Isn’t it just when you feel you can’t go on that life sends you a tiny glimmer of hope? If I didn’t believe in cause and effect so strongly and be convinced of the absence of a paternalistic God, I would swear that God was a comedian with a vicious sense of humour. As it is, I take responsibility for everything that happens to me, and so appraised my situation and tried to transform it. This usually means stepping out of our comfort zones, and so it was for me. I travelled to a meditation centre in the foothills of the Himalayas, the refugee seat of the Dalai Lama and home to many Tibetans. There I ran intensive 10 day meditation retreats, supported by a committed band of volunteers and dedicated practitioners. These were very popular with travellers, and I gained irnvaluable experience in working with people from all over the world.


Teaching at Tushita Retreat Centre in India

Since 2012, I have still been juggling.
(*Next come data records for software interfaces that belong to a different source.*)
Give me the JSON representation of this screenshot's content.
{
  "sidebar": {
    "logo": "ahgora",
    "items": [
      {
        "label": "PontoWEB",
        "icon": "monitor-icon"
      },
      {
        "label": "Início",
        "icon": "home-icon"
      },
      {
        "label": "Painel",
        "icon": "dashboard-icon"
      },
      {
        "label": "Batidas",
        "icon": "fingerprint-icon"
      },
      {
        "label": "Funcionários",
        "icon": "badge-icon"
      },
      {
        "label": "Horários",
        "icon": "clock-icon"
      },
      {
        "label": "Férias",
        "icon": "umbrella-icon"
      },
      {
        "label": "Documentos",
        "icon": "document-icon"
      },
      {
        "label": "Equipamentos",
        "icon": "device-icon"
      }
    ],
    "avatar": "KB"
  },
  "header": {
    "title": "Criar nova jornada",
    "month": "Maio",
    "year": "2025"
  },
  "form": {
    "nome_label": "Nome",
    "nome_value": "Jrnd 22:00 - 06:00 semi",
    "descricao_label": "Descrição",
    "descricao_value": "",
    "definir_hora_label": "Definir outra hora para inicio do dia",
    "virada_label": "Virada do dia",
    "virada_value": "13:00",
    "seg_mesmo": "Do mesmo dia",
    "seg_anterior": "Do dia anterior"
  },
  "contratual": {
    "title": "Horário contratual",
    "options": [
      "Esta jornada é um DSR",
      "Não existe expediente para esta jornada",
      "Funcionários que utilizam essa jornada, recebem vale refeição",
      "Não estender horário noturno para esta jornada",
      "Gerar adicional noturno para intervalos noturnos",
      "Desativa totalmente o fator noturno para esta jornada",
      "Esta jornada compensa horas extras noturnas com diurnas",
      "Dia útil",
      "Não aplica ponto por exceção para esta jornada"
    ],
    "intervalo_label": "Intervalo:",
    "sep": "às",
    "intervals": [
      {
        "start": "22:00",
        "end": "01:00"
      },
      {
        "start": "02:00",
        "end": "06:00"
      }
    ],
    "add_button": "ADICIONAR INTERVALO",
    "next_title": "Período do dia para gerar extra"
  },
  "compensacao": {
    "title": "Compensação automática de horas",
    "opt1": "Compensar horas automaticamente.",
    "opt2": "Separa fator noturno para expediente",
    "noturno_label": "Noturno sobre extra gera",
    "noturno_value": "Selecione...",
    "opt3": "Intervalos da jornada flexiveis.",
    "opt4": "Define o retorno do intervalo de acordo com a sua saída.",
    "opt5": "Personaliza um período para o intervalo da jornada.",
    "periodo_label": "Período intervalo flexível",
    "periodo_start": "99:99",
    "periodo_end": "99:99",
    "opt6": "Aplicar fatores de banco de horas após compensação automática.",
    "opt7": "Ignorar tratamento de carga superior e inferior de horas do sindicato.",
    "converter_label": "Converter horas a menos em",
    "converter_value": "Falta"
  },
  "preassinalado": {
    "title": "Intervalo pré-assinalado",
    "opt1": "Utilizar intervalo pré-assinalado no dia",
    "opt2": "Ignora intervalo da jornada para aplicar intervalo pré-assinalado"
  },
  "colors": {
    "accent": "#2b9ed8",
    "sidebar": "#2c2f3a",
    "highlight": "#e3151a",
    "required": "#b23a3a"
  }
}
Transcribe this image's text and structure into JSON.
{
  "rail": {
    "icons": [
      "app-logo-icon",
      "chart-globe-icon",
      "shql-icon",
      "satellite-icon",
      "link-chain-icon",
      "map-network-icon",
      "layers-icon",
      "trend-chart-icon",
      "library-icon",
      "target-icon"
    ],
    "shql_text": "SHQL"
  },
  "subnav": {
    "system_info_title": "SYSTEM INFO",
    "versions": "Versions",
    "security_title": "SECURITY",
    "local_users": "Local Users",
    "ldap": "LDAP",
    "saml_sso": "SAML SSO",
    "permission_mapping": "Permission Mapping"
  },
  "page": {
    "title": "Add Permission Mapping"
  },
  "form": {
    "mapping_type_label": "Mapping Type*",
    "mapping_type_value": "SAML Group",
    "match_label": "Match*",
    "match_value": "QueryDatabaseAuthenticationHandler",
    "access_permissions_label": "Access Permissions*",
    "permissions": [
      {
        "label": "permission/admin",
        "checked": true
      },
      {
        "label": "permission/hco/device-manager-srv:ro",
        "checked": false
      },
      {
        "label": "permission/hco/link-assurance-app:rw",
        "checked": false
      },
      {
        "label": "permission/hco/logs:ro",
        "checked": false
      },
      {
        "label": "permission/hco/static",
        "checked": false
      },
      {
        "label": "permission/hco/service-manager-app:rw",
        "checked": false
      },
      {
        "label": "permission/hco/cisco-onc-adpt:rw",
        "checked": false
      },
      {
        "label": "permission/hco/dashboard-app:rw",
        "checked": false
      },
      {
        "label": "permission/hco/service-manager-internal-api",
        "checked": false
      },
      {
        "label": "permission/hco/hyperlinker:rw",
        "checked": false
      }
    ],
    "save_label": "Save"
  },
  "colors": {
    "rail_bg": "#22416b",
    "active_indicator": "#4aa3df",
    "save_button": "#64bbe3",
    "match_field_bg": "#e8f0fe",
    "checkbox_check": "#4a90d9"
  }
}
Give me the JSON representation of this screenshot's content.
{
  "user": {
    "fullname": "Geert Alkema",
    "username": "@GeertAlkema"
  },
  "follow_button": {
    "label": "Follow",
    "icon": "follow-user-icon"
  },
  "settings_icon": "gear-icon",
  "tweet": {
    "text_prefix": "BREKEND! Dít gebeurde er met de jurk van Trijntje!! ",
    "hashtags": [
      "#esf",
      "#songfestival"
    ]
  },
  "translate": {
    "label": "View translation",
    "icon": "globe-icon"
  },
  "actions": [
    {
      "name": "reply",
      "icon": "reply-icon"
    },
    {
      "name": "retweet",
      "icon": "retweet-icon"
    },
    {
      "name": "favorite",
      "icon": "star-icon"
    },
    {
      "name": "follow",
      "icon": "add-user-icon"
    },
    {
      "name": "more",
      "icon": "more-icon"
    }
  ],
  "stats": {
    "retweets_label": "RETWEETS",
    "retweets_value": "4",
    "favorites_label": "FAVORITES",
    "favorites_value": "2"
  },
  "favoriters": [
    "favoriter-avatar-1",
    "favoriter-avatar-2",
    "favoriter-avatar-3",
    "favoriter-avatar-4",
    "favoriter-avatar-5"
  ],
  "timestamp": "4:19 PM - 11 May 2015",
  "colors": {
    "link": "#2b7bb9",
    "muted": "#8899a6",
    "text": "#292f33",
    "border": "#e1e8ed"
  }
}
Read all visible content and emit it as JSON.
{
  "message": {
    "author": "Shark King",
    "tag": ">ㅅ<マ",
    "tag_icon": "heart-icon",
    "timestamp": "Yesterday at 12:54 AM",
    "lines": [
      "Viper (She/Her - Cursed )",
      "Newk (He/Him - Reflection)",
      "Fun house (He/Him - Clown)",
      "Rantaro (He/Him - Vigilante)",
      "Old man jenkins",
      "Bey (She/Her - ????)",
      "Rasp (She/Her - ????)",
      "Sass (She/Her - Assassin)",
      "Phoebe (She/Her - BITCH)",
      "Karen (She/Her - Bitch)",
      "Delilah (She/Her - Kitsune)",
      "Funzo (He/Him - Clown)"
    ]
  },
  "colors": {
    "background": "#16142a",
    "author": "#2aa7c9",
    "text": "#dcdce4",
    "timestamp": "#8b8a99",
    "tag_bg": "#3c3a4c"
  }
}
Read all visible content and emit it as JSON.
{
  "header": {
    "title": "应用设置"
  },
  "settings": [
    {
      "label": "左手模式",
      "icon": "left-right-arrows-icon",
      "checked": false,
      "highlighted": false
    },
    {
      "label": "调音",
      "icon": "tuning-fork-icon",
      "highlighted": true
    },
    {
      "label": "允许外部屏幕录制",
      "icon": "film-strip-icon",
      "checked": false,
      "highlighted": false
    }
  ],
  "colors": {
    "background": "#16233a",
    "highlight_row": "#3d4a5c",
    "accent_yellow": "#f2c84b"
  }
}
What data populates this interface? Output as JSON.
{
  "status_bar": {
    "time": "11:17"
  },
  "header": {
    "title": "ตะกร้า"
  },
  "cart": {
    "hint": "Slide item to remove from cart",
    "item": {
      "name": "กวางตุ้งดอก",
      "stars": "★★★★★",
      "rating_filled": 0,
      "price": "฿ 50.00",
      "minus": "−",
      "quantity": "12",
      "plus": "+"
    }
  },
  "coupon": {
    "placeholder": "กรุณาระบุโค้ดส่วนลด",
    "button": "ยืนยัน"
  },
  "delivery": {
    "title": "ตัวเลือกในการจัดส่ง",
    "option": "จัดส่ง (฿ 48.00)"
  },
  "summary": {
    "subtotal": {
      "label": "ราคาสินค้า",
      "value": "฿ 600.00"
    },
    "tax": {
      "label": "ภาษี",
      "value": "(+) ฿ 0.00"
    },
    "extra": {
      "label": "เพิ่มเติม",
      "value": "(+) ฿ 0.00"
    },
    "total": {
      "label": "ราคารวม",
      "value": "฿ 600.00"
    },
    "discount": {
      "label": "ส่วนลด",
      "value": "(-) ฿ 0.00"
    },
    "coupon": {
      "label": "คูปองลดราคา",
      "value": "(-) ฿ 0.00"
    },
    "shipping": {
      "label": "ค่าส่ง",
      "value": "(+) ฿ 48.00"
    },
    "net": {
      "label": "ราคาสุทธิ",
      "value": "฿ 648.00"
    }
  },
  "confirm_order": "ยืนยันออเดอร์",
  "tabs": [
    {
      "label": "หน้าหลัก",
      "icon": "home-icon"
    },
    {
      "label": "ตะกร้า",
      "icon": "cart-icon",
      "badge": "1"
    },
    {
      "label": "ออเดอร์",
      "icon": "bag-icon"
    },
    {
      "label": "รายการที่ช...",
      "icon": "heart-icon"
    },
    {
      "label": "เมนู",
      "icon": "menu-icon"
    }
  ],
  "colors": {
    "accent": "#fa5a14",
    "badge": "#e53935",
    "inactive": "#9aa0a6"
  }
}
But with my family matured, and my partner and I secure in our independence, this has been as an international teacher of meditation and Buddhism, and as a Mindfulness Trainer. My Inner management morphed into Mindfulness, when I was offered work by an organisation that was delivered to me on my doorstep. Inner Management meant nothing as a label. Of course, it is Mindfulness and more. MindfulnessPLUS you might say. A bigger size for a bigger appetite. And so Mindfulness Based Mind Training was born. It’s birth canal has been as painful as any birth. But like my live and kicking children, survived all challenges to become recognised and experienced as a form of mental training that has all the wisdom and compassion of Buddhism. Is it for everyone? Yes. Does it tick all the boxes of corporate requirements? Yes. Is it for healthy minds? No, because according to the Buddha, we are all mentally ill, so I’ll just say that it increases our wellbeing and you can take it as far as you wish. He is said to have taken it to his final enlightenment, so, as they say, the sky is the limit.